Stuffing a pork loin not only adds flavor—it significantly ups the WOW factor!
Listen to me explain briefly about how to make this beautiful pork roast, with some great tips along the way, by clicking the play button below:[sc name="stuffedporkloinrotd"][/sc]
- 1 (3 ½- to 4 lb.) boneless pork loin roast
- 1 cup panko
- ½ cup grated Parmesan cheese
- 4 Tbsp. unsalted butter, melted
- 2 Tbsp. dried herb blend (Italian herb blend, herb de Provence, or make your own)
- 1 ½ tsp. salt, divided
- 1 ½ tsp. pepper, divided
- About 5 ribs celery (optional)
- Preheat the oven to 350°F.
- Meanwhile, place the pork on a cutting board, fat side down. With a sharp boning or carving knife, cut down along one long side of the loin, about ½ inch from the edge, stopping ½ inch from the cutting board. Turn the knife parallel to the cutting board and cut inward ½ inch above the cutting board, unrolling the roast like a carpet. Continue until the loin is one long flat piece, about ½ inch thick.
- Mix together the panko, cheese, butter, herbs, 1 teaspoon salt, and 1 teaspoon pepper. Spread the mixture all over the pork. Beginning at the end that was the interior, roll the roast up and tie with kitchen twine every 1 ½ to 2 inches. Sprinkle with the remaining ½ teaspoon salt and ½ teaspoon pepper.
- Put the pork on a rack in a roasting pan fat side up. If you don’t have a rack use about 5 stalks of celery arranged in the pan.
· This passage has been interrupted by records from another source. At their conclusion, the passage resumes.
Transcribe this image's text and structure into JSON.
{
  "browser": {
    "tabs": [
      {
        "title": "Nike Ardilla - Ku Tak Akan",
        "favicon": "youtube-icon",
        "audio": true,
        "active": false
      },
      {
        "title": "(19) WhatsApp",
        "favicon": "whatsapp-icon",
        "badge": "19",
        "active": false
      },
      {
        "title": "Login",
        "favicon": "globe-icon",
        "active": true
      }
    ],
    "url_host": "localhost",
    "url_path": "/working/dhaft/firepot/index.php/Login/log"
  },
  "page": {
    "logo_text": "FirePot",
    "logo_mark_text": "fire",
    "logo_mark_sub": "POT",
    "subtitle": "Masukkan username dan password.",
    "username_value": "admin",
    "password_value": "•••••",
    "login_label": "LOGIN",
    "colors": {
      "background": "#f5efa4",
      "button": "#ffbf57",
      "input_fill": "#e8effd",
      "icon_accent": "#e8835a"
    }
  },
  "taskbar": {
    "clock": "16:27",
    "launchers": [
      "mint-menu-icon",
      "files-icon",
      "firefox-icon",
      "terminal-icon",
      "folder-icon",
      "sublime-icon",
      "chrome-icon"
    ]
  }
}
- Roast until the internal temperature is 145-160°F, 20 to 25 minutes per pound. 145°F is considered safe for pork according to the USDA. It will be moist and slightly pink in the center. If you prefer your pork fully white and well done, then go with the 160°F temperature.
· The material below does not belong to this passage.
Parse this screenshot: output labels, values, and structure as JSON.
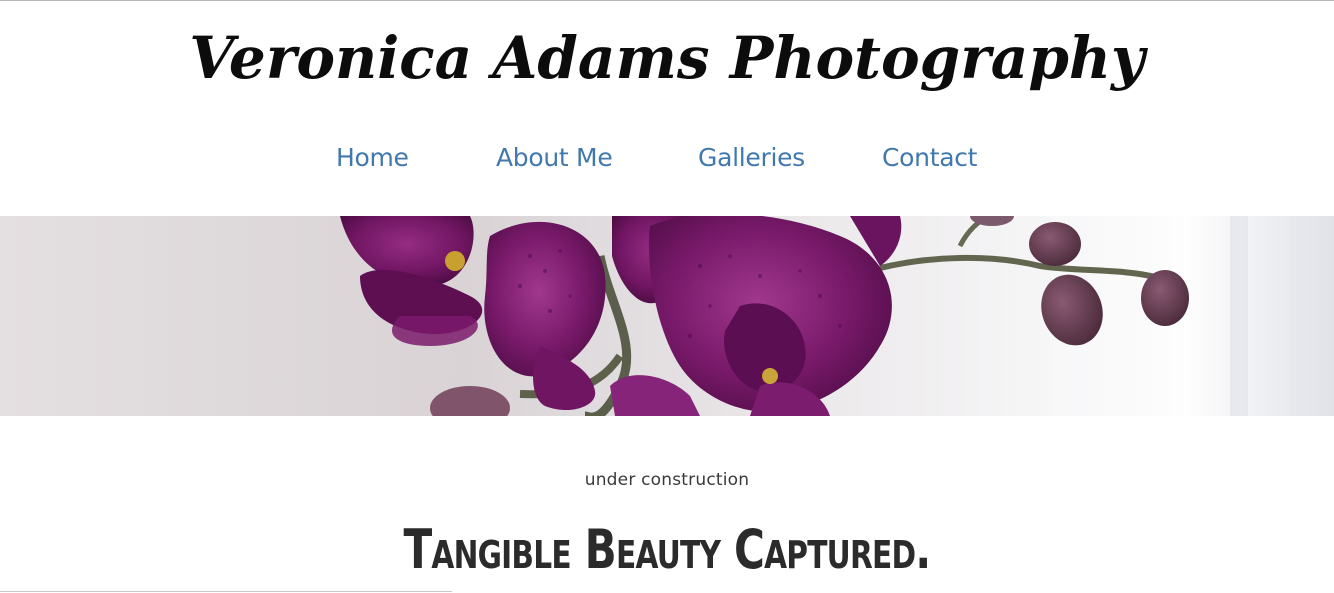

- Cover the roasting pan with foil and let rest for 30 minutes.
- Meanwhile, increase the oven to 475°F.
- Roast uncovered for another 10 minutes, until the meat is nicely browned.
- Remove the twine, slice the roast, and serve immediately.
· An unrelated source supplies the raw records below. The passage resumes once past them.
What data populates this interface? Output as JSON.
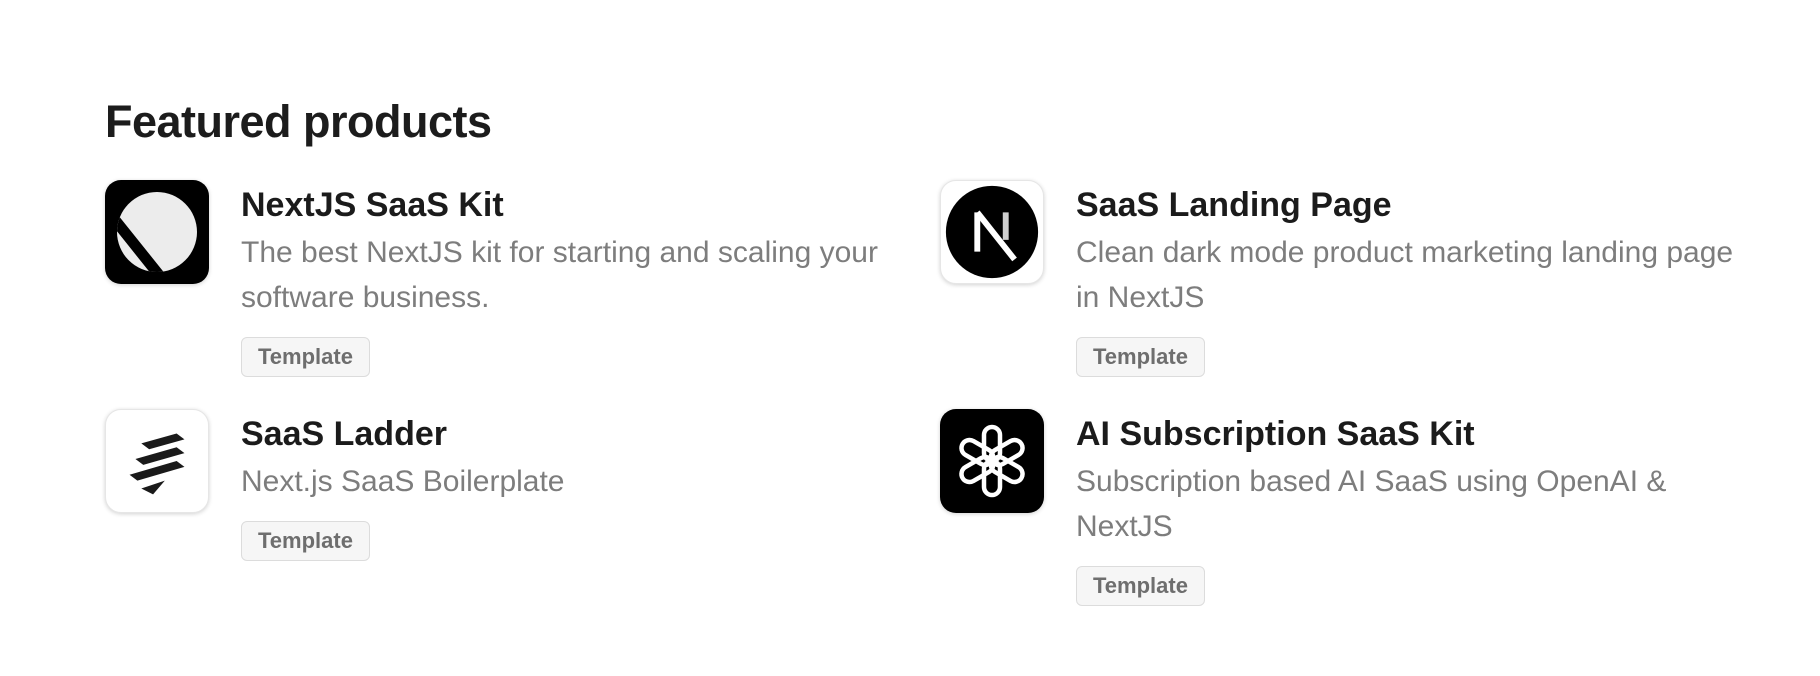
{
  "section": {
    "title": "Featured products"
  },
  "products": [
    {
      "name": "NextJS SaaS Kit",
      "description": "The best NextJS kit for starting and scaling your software business.",
      "tag": "Template",
      "icon": "half-circle-logo-icon"
    },
    {
      "name": "SaaS Landing Page",
      "description": "Clean dark mode product marketing landing page in NextJS",
      "tag": "Template",
      "icon": "nextjs-logo-icon"
    },
    {
      "name": "SaaS Ladder",
      "description": "Next.js SaaS Boilerplate",
      "tag": "Template",
      "icon": "ladder-logo-icon"
    },
    {
      "name": "AI Subscription SaaS Kit",
      "description": "Subscription based AI SaaS using OpenAI & NextJS",
      "tag": "Template",
      "icon": "openai-logo-icon"
    }
  ],
  "colors": {
    "background": "#ffffff",
    "title_text": "#1b1b1b",
    "description_text": "#7d7d7d",
    "badge_background": "#f6f6f6",
    "badge_border": "#dcdcdc"
  }
}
- Note: For even more flavorful meat, brine the pork before you roast it. But if you do, cut the salt in this recipe to a little more than 1/2 teaspoon. See this post for how to brine and why it makes such a difference.